(Web page and app entries)
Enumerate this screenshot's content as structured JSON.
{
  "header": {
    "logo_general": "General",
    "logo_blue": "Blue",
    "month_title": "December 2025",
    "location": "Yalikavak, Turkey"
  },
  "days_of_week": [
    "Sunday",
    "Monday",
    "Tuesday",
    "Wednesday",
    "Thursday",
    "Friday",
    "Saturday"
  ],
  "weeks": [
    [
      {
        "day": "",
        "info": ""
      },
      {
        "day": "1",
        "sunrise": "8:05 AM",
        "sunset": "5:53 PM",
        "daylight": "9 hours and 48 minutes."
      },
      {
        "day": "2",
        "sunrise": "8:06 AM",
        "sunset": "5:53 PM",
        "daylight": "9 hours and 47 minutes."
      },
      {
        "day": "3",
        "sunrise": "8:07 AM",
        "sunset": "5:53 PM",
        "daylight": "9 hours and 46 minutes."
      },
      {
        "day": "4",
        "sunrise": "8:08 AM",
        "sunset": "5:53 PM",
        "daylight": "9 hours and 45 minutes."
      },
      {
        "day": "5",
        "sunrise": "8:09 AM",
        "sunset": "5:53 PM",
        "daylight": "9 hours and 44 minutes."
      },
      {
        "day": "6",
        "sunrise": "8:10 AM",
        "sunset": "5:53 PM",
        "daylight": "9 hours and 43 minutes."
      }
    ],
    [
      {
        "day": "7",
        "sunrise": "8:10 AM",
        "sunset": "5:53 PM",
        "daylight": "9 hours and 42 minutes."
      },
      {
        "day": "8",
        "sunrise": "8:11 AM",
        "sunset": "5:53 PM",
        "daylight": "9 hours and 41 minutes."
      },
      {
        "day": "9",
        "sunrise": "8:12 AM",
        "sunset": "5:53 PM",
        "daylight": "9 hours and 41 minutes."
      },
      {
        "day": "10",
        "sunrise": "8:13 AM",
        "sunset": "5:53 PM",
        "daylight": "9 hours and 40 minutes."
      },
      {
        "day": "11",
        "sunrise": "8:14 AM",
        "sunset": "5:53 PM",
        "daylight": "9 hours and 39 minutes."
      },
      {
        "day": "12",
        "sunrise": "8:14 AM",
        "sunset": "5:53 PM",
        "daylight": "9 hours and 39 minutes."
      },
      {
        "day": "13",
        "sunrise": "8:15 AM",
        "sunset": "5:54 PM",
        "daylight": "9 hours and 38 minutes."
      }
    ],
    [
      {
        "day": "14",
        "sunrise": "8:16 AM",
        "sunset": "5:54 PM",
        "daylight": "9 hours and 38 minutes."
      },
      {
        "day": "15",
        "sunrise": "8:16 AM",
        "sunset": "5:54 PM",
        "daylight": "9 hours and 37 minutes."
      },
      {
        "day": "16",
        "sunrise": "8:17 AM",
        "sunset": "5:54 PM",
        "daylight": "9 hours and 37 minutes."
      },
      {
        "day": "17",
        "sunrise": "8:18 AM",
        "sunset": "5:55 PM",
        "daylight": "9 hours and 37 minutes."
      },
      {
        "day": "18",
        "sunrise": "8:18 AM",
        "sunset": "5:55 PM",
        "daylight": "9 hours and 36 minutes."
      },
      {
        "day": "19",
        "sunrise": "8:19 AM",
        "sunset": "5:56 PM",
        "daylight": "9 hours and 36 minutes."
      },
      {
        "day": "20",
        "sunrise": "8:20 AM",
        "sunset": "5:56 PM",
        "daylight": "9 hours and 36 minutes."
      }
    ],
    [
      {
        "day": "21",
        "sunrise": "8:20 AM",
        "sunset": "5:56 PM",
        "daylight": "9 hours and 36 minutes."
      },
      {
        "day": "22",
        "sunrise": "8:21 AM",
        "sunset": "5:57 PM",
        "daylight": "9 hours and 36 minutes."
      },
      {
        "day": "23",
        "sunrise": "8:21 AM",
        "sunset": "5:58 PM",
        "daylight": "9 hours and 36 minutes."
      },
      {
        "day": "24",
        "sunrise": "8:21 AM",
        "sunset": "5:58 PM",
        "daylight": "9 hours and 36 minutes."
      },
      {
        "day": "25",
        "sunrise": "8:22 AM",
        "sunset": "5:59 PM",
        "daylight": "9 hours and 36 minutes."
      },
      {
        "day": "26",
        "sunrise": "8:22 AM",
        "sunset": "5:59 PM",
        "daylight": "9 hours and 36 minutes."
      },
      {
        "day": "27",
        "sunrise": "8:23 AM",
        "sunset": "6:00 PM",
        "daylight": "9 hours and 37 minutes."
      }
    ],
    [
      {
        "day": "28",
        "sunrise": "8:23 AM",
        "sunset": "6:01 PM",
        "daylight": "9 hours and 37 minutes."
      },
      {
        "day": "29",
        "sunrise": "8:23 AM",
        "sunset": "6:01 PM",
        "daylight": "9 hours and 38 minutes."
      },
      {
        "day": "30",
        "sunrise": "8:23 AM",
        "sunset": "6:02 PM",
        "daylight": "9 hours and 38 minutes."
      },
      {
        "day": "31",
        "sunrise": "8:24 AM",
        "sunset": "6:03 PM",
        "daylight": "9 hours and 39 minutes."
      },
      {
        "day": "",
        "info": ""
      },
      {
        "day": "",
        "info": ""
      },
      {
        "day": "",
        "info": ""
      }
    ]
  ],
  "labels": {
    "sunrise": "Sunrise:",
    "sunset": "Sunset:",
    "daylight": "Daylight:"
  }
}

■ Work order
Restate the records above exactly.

■ Answer section
Enumerate this screenshot's content as structured JSON.
{
  "header": {
    "logo_general": "General",
    "logo_blue": "Blue",
    "month_title": "December 2025",
    "location": "Yalikavak, Turkey"
  },
  "days_of_week": [
    "Sunday",
    "Monday",
    "Tuesday",
    "Wednesday",
    "Thursday",
    "Friday",
    "Saturday"
  ],
  "weeks": [
    [
      {
        "day": "",
        "info": ""
      },
      {
        "day": "1",
        "sunrise": "8:05 AM",
        "sunset": "5:53 PM",
        "daylight": "9 hours and 48 minutes."
      },
      {
        "day": "2",
        "sunrise": "8:06 AM",
        "sunset": "5:53 PM",
        "daylight": "9 hours and 47 minutes."
      },
      {
        "day": "3",
        "sunrise": "8:07 AM",
        "sunset": "5:53 PM",
        "daylight": "9 hours and 46 minutes."
      },
      {
        "day": "4",
        "sunrise": "8:08 AM",
        "sunset": "5:53 PM",
        "daylight": "9 hours and 45 minutes."
      },
      {
        "day": "5",
        "sunrise": "8:09 AM",
        "sunset": "5:53 PM",
        "daylight": "9 hours and 44 minutes."
      },
      {
        "day": "6",
        "sunrise": "8:10 AM",
        "sunset": "5:53 PM",
        "daylight": "9 hours and 43 minutes."
      }
    ],
    [
      {
        "day": "7",
        "sunrise": "8:10 AM",
        "sunset": "5:53 PM",
        "daylight": "9 hours and 42 minutes."
      },
      {
        "day": "8",
        "sunrise": "8:11 AM",
        "sunset": "5:53 PM",
        "daylight": "9 hours and 41 minutes."
      },
      {
        "day": "9",
        "sunrise": "8:12 AM",
        "sunset": "5:53 PM",
        "daylight": "9 hours and 41 minutes."
      },
      {
        "day": "10",
        "sunrise": "8:13 AM",
        "sunset": "5:53 PM",
        "daylight": "9 hours and 40 minutes."
      },
      {
        "day": "11",
        "sunrise": "8:14 AM",
        "sunset": "5:53 PM",
        "daylight": "9 hours and 39 minutes."
      },
      {
        "day": "12",
        "sunrise": "8:14 AM",
        "sunset": "5:53 PM",
        "daylight": "9 hours and 39 minutes."
      },
      {
        "day": "13",
        "sunrise": "8:15 AM",
        "sunset": "5:54 PM",
        "daylight": "9 hours and 38 minutes."
      }
    ],
    [
      {
        "day": "14",
        "sunrise": "8:16 AM",
        "sunset": "5:54 PM",
        "daylight": "9 hours and 38 minutes."
      },
      {
        "day": "15",
        "sunrise": "8:16 AM",
        "sunset": "5:54 PM",
        "daylight": "9 hours and 37 minutes."
      },
      {
        "day": "16",
        "sunrise": "8:17 AM",
        "sunset": "5:54 PM",
        "daylight": "9 hours and 37 minutes."
      },
      {
        "day": "17",
        "sunrise": "8:18 AM",
        "sunset": "5:55 PM",
        "daylight": "9 hours and 37 minutes."
      },
      {
        "day": "18",
        "sunrise": "8:18 AM",
        "sunset": "5:55 PM",
        "daylight": "9 hours and 36 minutes."
      },
      {
        "day": "19",
        "sunrise": "8:19 AM",
        "sunset": "5:56 PM",
        "daylight": "9 hours and 36 minutes."
      },
      {
        "day": "20",
        "sunrise": "8:20 AM",
        "sunset": "5:56 PM",
        "daylight": "9 hours and 36 minutes."
      }
    ],
    [
      {
        "day": "21",
        "sunrise": "8:20 AM",
        "sunset": "5:56 PM",
        "daylight": "9 hours and 36 minutes."
      },
      {
        "day": "22",
        "sunrise": "8:21 AM",
        "sunset": "5:57 PM",
        "daylight": "9 hours and 36 minutes."
      },
      {
        "day": "23",
        "sunrise": "8:21 AM",
        "sunset": "5:58 PM",
        "daylight": "9 hours and 36 minutes."
      },
      {
        "day": "24",
        "sunrise": "8:21 AM",
        "sunset": "5:58 PM",
        "daylight": "9 hours and 36 minutes."
      },
      {
        "day": "25",
        "sunrise": "8:22 AM",
        "sunset": "5:59 PM",
        "daylight": "9 hours and 36 minutes."
      },
      {
        "day": "26",
        "sunrise": "8:22 AM",
        "sunset": "5:59 PM",
        "daylight": "9 hours and 36 minutes."
      },
      {
        "day": "27",
        "sunrise": "8:23 AM",
        "sunset": "6:00 PM",
        "daylight": "9 hours and 37 minutes."
      }
    ],
    [
      {
        "day": "28",
        "sunrise": "8:23 AM",
        "sunset": "6:01 PM",
        "daylight": "9 hours and 37 minutes."
      },
      {
        "day": "29",
        "sunrise": "8:23 AM",
        "sunset": "6:01 PM",
        "daylight": "9 hours and 38 minutes."
      },
      {
        "day": "30",
        "sunrise": "8:23 AM",
        "sunset": "6:02 PM",
        "daylight": "9 hours and 38 minutes."
      },
      {
        "day": "31",
        "sunrise": "8:24 AM",
        "sunset": "6:03 PM",
        "daylight": "9 hours and 39 minutes."
      },
      {
        "day": "",
        "info": ""
      },
      {
        "day": "",
        "info": ""
      },
      {
        "day": "",
        "info": ""
      }
    ]
  ],
  "labels": {
    "sunrise": "Sunrise:",
    "sunset": "Sunset:",
    "daylight": "Daylight:"
  }
}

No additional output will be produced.